#### DIRECTIONS FOR THIS TASK
Give the number of lines in these entries that contain the string "Suárez", with no further comment.

_ _ _

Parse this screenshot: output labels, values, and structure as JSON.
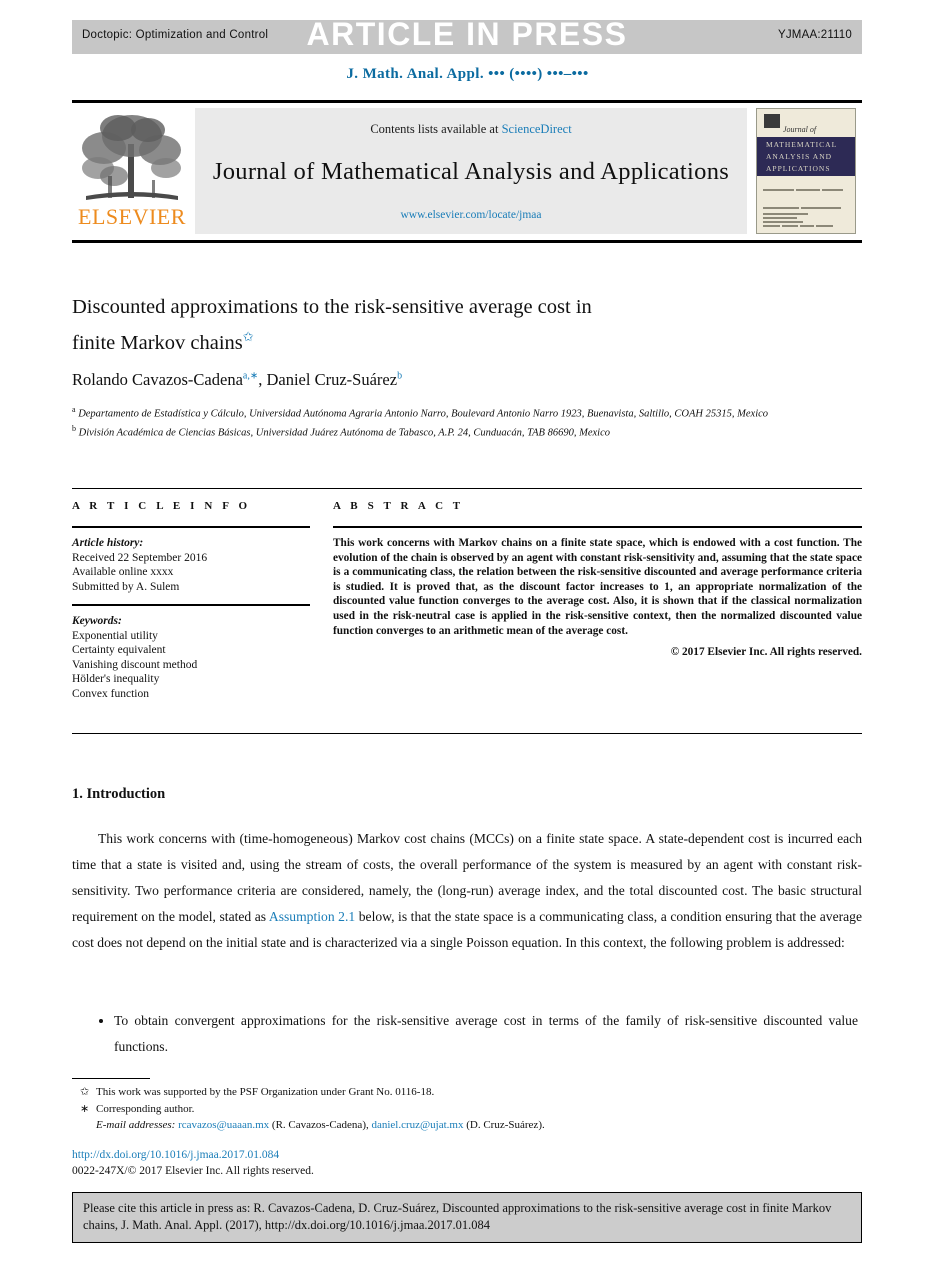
{
  "header": {
    "doctopic": "Doctopic: Optimization and Control",
    "article_in_press": "ARTICLE IN PRESS",
    "pii": "YJMAA:21110",
    "running_head": "J. Math. Anal. Appl. ••• (••••) •••–•••"
  },
  "masthead": {
    "contents_prefix": "Contents lists available at ",
    "sciencedirect": "ScienceDirect",
    "journal_name": "Journal of Mathematical Analysis and Applications",
    "journal_url": "www.elsevier.com/locate/jmaa",
    "publisher": "ELSEVIER",
    "cover": {
      "script": "Journal of",
      "line1": "MATHEMATICAL",
      "line2": "ANALYSIS AND",
      "line3": "APPLICATIONS"
    }
  },
  "article": {
    "title_line1": "Discounted approximations to the risk-sensitive average cost in",
    "title_line2": "finite Markov chains",
    "title_mark": "✩",
    "authors": "Rolando Cavazos-Cadena",
    "author1_sup": "a,∗",
    "authors2": ", Daniel Cruz-Suárez",
    "author2_sup": "b",
    "affiliation_a_sup": "a",
    "affiliation_a": "Departamento de Estadística y Cálculo, Universidad Autónoma Agraria Antonio Narro, Boulevard Antonio Narro 1923, Buenavista, Saltillo, COAH 25315, Mexico",
    "affiliation_b_sup": "b",
    "affiliation_b": "División Académica de Ciencias Básicas, Universidad Juárez Autónoma de Tabasco, A.P. 24, Cunduacán, TAB 86690, Mexico"
  },
  "info": {
    "heading": "A R T I C L E   I N F O",
    "history_label": "Article history:",
    "history": [
      "Received 22 September 2016",
      "Available online xxxx",
      "Submitted by A. Sulem"
    ],
    "keywords_label": "Keywords:",
    "keywords": [
      "Exponential utility",
      "Certainty equivalent",
      "Vanishing discount method",
      "Hölder's inequality",
      "Convex function"
    ]
  },
  "abstract": {
    "heading": "A B S T R A C T",
    "text": "This work concerns with Markov chains on a finite state space, which is endowed with a cost function. The evolution of the chain is observed by an agent with constant risk-sensitivity and, assuming that the state space is a communicating class, the relation between the risk-sensitive discounted and average performance criteria is studied. It is proved that, as the discount factor increases to 1, an appropriate normalization of the discounted value function converges to the average cost. Also, it is shown that if the classical normalization used in the risk-neutral case is applied in the risk-sensitive context, then the normalized discounted value function converges to an arithmetic mean of the average cost.",
    "copyright": "© 2017 Elsevier Inc. All rights reserved."
  },
  "body": {
    "section_title": "1. Introduction",
    "paragraph_part1": "This work concerns with (time-homogeneous) Markov cost chains (MCCs) on a finite state space. A state-dependent cost is incurred each time that a state is visited and, using the stream of costs, the overall performance of the system is measured by an agent with constant risk-sensitivity. Two performance criteria are considered, namely, the (long-run) average index, and the total discounted cost. The basic structural requirement on the model, stated as ",
    "assumption_link": "Assumption 2.1",
    "paragraph_part2": " below, is that the state space is a communicating class, a condition ensuring that the average cost does not depend on the initial state and is characterized via a single Poisson equation. In this context, the following problem is addressed:",
    "bullet1": "To obtain convergent approximations for the risk-sensitive average cost in terms of the family of risk-sensitive discounted value functions."
  },
  "footnotes": {
    "mark_star": "✩",
    "note_grant": "This work was supported by the PSF Organization under Grant No. 0116-18.",
    "mark_asterisk": "∗",
    "note_corresponding": "Corresponding author.",
    "email_label": "E-mail addresses:",
    "email1": "rcavazos@uaaan.mx",
    "email1_name": "(R. Cavazos-Cadena),",
    "email2": "daniel.cruz@ujat.mx",
    "email2_name": "(D. Cruz-Suárez)."
  },
  "doi": {
    "url": "http://dx.doi.org/10.1016/j.jmaa.2017.01.084",
    "issn_line": "0022-247X/© 2017 Elsevier Inc. All rights reserved."
  },
  "citation_box": {
    "text": "Please cite this article in press as: R. Cavazos-Cadena, D. Cruz-Suárez, Discounted approximations to the risk-sensitive average cost in finite Markov chains, J. Math. Anal. Appl. (2017), http://dx.doi.org/10.1016/j.jmaa.2017.01.084"
  }
}
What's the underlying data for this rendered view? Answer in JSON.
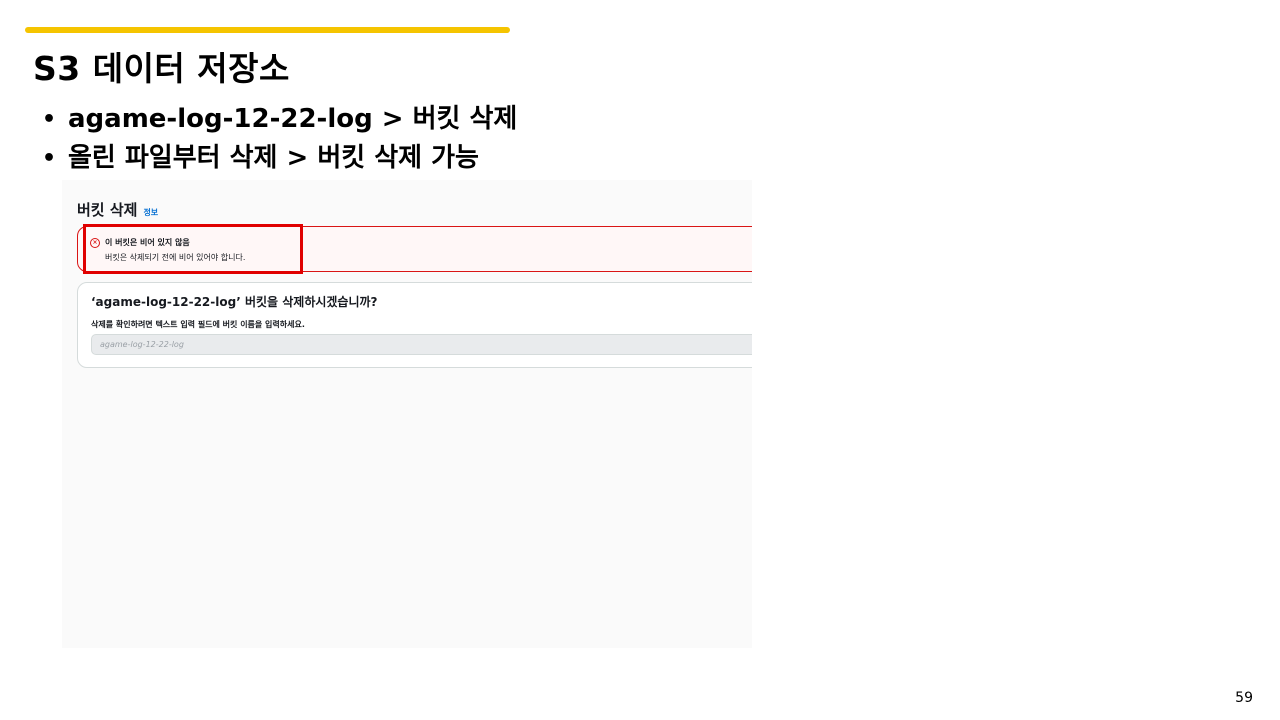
{
  "slide": {
    "title": "S3 데이터 저장소",
    "bullets": [
      "agame-log-12-22-log > 버킷 삭제",
      "올린 파일부터 삭제 > 버킷 삭제 가능"
    ],
    "bullet_symbol": "•",
    "page_number": "59",
    "accent_color": "#f5c400"
  },
  "console": {
    "panel_title": "버킷 삭제",
    "info_link": "정보",
    "alert": {
      "icon": "error-x-circle-icon",
      "icon_glyph": "×",
      "heading": "이 버킷은 비어 있지 않음",
      "message": "버킷은 삭제되기 전에 비어 있어야 합니다.",
      "color": "#d91515"
    },
    "confirm": {
      "question": "‘agame-log-12-22-log’ 버킷을 삭제하시겠습니까?",
      "instruction": "삭제를 확인하려면 텍스트 입력 필드에 버킷 이름을 입력하세요.",
      "input_placeholder": "agame-log-12-22-log",
      "input_value": ""
    },
    "highlight_color": "#e00000"
  }
}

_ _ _

#### SOLUTION FOR THIS TASK
3